One of the things I love about writing historical fiction based on the lives of real (albeit obscure) people is the weird interplay that sometimes occurs between what I imagine and what really happened.
The novel I’m currently working on is based on a year in the life of a woman named Eliza Anderson, who edited a magazine in Baltimore in 1807. Anderson got into a lot of journalistic vendettas that year, some of them stemming from the fact that she was a woman engaging in activities that women at the time weren’t supposed to engage in, and some of them stemming from the fact that she was vehement in voicing opinions that proved controversial.
One of the things that outraged her fellow Baltimoreans was Anderson’s denunciation of her hometown as a cultural wasteland. It’s hard to assess how accurate this claim was, but Baltimore was a town that had grown rapidly—it was the third largest city in the country, and it basically hadn’t even existed thirty years before. There was a lot of new money around, possibly unallied to a great deal of sophistication. Unlike New York, Boston, and Philadelphia, Baltimore hadn’t had time to develop many cultural institutions. And unlike Europe, the United States as a whole lacked an aristocracy that saw the support of the arts as one of its civic duties.
In an essay that ran in May 1807 in her magazine, The Observer, Anderson delivered an impassioned lament on the state of the fine arts in Baltimore, and the lack of support that condemned a Mr. Nenninger—a German violinist residing in town—and other European musicians to make a living by “teaching brats without ear or attention” and “playing cotillions to dancers who have no idea of measure.” She declared that Baltimoreans’ “insensibility on this point is Vandalism indeed—yes, Vandalism, we cannot refrain from giving its true and merited epithet.”
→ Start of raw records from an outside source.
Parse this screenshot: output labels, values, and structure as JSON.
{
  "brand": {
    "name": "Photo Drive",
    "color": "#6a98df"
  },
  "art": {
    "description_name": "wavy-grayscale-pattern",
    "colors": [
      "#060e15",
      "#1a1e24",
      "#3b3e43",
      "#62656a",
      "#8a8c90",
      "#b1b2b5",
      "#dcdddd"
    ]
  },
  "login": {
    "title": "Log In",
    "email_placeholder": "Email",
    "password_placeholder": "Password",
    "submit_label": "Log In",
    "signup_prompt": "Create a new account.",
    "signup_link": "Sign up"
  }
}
This “Vandalism” comment—along with another line in which she labeled Baltimore “the very Siberia of the arts”—caused a sensation. Challenged to retract both expressions, Anderson instead repeated them, and apparently took great pleasure in doing so.
I’m in the process of writing a second draft of the novel, and I decided to add a new scene: an evening party hosted by Anderson, shortly before she made her “Vandalism” comment, which would give some idea of her social circle. She and her doctor father were friendly with some of Baltimore’s wealthiest families, but they also socialized with a number of struggling European artists who had fetched up in Baltimore due to the conflicts then roiling the Continent.
Who to have on the guest list, I pondered? Well, the German violinist Nenninger, of course. And Maximilan Godefroy, the French architect who Anderson would marry the following year (causing something of a scandal, since she was technically already married and had to secure a divorce from her first husband). Who else? I decided to throw in a real person who was a friend of Godefroy’s, and something of a celebrity: Benjamin Latrobe, the pre-eminent American architect during this period, who was supervising the construction of a cathedral in Baltimore that he had designed (and which still stands). Latrobe didn’t actually live in Baltimore, but he had many ties to the place, and it’s not unreasonable to place him at a party there (one of his sons settled in Baltimore, and there are still Latrobes in the area to this day).
Searching through biographies of Latrobe and Godefroy in search of factoids I could insert as conversational tidbits, I came across an intriguing footnote in the Godefroy biography (The Architecture of Maximilian Godefroy, by Robert Alexander). It appears that Latrobe and Godefroy both held a low opinion of the level of culture in Baltimore, and the author even attributed Anderson’s characterization of the city as “a Siberia of the arts” to Godefroy’s influence—albeit with no direct evidence.
Towards the end of the footnote, I was startled to see a quotation from a letter Latrobe wrote to Godefroy in January 1807—just a few months before Anderson’s first “Vandalism” statement, and my fictional dinner party: “I believe anything that can be said of the Vandalism of the Baltimoreans in the arts,” Latrobe opined, “provided it is exceedingly absurd & ridiculous.”
Wow. Not only did I discover that Godefroy—and Latrobe—probably fueled Anderson’s scorn for her compatriots’ artistic sensibilities, I accidentally stumbled across words that I could put in Latrobe’s mouth at the dinner party, and which would then find their way into print in the essay Anderson was shortly to write. In my scene, I can have Anderson think, after hearing Latrobe speak of the “Vandalism” of the Baltimoreans, that he has hit upon le mot juste to describe her fellow citizens. And, since I’m including excerpts from The Observer as part of the narrative of the novel, a few pages later readers will see that she steals the phrase to use in her next issue. Not only that, but the scene will give some context to Anderson’s views on culture, which can strike the modern ear as pretty elitist: she was far from the only one who felt this way at the time.
What really thrills me is the fact that I decided to put Latrobe at this party without even knowing he’d said anything about “Vandalism.” I could easily have missed the footnote about Latrobe’s letter and never discovered he’d used the word. But thanks to whatever gods help historical novelists out with these things, I’ve come up with a nice little sequence of events—and one that I’ll know (even if my readers don’t) has some basis in truth. Maybe not everyone would get such a kick out of that, but it made my week.